Existing studies on the web service selection
problem focus mainly on the functional QoS properties of the service rather than the consumer satisfaction and trust aspects. While a good QoS enhances the reputation of a service, different consumers invariably hold differing views of the service contents. Some service reputation approaches primarily consider the consumer’s prior experience of the service via opinion feedback system, may neglect the effect of social trust transition in the recommendations of others. As a result, the problem of reaching consensus on the level of consumer trust regarding service becomes one of key issues in service selection. This study proposes a trust-based service selection model to estimate the degree of consumer trust in a particular service based on the consumers’ direct experience and indirect recommendation of the service.

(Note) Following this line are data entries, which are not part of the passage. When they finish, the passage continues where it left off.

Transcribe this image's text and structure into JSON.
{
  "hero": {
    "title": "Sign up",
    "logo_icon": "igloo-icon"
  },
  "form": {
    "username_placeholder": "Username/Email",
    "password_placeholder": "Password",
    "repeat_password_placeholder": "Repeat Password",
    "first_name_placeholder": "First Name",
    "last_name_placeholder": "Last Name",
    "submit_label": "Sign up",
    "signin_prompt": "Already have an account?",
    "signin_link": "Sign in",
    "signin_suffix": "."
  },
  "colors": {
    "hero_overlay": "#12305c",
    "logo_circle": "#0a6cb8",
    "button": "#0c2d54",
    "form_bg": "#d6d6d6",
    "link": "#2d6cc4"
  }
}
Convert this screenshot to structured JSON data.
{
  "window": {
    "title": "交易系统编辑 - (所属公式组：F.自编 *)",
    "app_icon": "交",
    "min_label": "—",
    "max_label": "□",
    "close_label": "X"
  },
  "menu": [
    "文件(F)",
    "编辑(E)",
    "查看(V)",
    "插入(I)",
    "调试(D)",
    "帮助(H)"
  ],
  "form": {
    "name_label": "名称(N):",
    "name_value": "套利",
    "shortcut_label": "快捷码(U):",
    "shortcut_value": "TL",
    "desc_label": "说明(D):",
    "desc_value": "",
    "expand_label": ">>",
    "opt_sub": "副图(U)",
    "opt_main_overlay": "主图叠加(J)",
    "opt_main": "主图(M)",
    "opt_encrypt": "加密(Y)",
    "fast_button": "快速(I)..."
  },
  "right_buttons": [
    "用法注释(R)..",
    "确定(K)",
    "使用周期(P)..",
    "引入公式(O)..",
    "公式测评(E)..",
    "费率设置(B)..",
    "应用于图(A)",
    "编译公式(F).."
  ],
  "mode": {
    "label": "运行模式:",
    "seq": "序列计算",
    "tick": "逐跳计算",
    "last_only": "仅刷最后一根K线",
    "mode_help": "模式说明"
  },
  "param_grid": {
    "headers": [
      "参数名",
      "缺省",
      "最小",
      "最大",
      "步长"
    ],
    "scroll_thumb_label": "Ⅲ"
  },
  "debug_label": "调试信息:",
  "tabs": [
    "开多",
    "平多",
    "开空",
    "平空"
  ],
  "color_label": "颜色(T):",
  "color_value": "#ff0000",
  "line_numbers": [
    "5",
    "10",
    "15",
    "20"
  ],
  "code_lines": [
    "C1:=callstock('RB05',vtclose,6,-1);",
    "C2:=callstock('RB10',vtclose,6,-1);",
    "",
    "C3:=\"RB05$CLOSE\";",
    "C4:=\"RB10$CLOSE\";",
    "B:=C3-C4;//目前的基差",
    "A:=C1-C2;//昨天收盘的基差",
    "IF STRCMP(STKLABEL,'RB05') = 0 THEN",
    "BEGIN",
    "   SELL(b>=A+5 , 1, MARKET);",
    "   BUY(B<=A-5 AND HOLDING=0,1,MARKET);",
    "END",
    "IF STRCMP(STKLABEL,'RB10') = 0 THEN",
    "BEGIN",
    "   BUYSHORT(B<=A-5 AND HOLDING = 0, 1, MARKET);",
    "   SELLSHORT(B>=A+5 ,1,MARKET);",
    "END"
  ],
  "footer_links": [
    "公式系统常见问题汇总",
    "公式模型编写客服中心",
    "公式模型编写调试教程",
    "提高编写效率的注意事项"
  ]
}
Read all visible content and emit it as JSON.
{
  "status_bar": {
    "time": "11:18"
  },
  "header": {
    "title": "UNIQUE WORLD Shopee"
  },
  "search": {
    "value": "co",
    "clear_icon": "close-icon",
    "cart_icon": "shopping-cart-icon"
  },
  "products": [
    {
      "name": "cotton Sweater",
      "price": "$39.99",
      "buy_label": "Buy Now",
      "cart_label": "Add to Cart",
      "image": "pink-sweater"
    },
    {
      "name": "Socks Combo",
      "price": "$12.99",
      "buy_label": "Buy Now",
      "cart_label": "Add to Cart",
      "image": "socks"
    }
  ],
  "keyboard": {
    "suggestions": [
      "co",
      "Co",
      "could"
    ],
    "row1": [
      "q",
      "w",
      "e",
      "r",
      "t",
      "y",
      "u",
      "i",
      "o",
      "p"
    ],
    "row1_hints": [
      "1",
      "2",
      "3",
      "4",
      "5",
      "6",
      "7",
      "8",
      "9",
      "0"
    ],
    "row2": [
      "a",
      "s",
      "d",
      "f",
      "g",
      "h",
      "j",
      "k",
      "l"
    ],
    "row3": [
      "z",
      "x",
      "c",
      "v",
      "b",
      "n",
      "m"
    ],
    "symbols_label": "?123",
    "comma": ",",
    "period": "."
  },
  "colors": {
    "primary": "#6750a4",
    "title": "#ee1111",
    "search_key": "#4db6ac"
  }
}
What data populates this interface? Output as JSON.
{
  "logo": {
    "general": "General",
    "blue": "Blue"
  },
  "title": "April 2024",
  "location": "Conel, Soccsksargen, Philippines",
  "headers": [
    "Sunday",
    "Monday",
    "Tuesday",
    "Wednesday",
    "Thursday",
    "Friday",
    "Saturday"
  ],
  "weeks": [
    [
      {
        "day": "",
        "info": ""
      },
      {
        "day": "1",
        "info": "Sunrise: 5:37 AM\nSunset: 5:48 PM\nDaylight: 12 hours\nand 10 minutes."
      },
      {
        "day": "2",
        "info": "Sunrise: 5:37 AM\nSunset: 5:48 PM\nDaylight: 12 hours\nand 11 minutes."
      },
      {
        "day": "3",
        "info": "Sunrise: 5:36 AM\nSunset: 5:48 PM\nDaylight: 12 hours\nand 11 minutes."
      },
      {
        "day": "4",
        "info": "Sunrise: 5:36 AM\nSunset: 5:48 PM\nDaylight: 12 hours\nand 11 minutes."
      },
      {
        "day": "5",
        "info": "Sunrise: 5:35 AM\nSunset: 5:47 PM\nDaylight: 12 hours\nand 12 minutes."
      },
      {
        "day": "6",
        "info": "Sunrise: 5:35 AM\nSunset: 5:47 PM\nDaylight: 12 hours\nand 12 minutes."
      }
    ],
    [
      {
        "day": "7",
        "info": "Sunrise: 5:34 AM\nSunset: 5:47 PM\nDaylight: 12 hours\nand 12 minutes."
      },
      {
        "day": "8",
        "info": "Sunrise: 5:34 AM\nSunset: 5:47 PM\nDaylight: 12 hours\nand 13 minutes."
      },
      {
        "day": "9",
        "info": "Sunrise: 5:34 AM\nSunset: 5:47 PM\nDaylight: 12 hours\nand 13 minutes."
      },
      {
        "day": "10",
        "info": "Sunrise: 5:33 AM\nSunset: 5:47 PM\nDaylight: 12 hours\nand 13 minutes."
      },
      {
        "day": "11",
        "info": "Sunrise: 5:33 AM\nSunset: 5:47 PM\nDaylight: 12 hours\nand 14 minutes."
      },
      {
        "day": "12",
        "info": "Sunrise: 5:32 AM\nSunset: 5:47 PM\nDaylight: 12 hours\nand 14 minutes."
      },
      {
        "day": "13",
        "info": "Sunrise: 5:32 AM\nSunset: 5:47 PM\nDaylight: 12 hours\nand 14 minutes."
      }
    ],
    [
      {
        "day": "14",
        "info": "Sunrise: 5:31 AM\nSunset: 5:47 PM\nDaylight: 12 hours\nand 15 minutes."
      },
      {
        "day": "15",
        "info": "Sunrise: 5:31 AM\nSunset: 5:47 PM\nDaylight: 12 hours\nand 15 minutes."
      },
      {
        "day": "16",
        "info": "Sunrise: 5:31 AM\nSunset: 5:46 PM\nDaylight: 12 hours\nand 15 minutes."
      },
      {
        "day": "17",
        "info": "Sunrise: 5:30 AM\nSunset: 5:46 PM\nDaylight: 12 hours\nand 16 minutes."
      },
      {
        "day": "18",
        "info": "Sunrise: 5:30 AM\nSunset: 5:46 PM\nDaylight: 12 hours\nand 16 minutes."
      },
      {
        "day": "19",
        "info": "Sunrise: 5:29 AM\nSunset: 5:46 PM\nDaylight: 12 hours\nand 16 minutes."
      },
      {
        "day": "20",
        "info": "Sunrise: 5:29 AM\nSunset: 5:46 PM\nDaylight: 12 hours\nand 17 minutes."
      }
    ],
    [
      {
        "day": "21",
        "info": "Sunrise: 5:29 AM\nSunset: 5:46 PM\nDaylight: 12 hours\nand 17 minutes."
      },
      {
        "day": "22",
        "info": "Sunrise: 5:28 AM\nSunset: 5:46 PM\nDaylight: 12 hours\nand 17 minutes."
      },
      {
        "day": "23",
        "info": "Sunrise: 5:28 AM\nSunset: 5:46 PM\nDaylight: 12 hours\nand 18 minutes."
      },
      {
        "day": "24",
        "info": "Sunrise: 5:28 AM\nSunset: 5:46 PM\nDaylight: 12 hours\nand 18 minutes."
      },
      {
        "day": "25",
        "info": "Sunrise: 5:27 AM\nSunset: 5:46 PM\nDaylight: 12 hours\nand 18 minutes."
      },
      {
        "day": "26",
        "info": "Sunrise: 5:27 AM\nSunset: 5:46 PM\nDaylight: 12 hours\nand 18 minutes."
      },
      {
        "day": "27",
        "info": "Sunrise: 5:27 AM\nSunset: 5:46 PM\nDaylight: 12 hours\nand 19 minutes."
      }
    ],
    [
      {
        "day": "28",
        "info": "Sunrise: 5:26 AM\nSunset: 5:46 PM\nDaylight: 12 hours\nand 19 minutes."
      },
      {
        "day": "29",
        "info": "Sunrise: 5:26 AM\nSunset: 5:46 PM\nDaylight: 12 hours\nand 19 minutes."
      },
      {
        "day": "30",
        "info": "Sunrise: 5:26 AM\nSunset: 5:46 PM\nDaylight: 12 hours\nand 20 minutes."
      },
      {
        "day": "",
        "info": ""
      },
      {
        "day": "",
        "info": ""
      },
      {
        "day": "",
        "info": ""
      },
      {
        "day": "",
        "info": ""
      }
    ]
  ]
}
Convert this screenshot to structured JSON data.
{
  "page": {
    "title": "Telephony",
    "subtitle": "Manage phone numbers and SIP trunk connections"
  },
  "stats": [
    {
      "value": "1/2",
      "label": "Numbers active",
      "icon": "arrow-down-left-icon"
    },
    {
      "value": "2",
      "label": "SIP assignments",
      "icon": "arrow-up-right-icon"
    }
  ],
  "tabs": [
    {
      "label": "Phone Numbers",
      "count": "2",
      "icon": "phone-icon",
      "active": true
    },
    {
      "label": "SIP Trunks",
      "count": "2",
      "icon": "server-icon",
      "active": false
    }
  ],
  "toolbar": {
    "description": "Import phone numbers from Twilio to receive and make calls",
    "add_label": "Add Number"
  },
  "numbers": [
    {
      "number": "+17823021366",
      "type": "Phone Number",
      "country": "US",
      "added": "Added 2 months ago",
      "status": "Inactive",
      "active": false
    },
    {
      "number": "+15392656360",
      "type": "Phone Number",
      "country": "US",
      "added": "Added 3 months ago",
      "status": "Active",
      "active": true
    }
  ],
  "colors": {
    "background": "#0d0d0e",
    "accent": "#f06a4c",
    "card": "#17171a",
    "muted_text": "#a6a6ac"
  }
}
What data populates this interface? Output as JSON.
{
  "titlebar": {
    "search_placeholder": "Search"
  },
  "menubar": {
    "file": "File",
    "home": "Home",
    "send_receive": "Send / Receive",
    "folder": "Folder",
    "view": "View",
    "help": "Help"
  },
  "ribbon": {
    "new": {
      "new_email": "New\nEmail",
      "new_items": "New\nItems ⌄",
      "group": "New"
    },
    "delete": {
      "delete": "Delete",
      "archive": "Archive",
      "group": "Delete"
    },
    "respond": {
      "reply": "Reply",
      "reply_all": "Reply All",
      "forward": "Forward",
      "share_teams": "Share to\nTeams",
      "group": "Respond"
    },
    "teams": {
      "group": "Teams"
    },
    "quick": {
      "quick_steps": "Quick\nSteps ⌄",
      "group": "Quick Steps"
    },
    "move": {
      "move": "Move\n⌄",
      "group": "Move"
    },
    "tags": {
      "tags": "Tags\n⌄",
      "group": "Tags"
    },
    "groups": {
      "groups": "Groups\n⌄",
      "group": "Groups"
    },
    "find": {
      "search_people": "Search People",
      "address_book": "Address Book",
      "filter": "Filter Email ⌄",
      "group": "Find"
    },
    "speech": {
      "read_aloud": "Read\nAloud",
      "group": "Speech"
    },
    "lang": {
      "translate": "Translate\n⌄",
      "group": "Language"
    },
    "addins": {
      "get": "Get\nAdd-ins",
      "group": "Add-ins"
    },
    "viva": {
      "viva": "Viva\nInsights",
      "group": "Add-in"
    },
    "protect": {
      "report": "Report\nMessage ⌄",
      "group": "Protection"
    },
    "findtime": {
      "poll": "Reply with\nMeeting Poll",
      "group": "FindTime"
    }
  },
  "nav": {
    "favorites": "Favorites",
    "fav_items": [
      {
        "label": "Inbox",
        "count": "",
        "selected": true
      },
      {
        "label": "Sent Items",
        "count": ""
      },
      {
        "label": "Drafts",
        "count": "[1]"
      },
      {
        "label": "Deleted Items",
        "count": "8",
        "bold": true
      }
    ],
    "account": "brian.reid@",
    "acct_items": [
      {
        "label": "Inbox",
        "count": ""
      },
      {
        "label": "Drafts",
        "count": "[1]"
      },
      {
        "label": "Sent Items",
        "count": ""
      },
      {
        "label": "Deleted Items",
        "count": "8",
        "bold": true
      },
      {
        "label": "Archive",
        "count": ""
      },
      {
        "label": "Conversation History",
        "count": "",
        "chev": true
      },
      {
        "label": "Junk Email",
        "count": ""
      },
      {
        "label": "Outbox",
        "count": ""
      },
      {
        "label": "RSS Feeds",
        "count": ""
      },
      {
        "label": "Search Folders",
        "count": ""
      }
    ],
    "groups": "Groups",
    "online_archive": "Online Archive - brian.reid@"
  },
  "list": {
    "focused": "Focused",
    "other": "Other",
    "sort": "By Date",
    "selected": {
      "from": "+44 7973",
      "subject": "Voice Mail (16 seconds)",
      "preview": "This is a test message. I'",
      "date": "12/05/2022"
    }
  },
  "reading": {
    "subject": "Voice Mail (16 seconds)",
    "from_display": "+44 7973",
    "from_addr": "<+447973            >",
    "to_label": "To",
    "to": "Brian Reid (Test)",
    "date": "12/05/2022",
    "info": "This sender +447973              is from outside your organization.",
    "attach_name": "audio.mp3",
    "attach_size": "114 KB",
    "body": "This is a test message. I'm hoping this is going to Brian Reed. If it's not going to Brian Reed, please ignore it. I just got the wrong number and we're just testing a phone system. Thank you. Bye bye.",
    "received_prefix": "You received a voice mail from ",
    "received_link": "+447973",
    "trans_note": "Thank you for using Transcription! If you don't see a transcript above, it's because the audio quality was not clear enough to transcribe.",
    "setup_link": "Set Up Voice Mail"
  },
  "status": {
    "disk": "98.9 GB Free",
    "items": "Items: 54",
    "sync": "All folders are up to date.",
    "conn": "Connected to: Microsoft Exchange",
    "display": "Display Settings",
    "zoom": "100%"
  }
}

In the proposed approach, the degree of consumer trust is correctly estimated by extending Dempster–Shafer evidence reasoning theory to the reputation computation using consumers’ direct experience and incorporating Jøsang’s belief model for solving the trust transition problem in the indirect recommendation of the service. The proposed model effectively enables deception detection by means of existing bodies of evidence, and therefore excludes the fraudulent evidence of malicious evaluators from the selection process. In addition, a quality index is proposed to help third party (TTP) examine the body of evidence and make the outranking result more reliable. Importantly, the quality index is based not only on the confidence degree of the evidence, but also on the support degree, and therefore discovers the effects of intentional negative assessments.The validity of the proposed approach is demonstrated numerically by means of two service selection examples.
Information Technology and Management (ITEM), 12(2), 161-172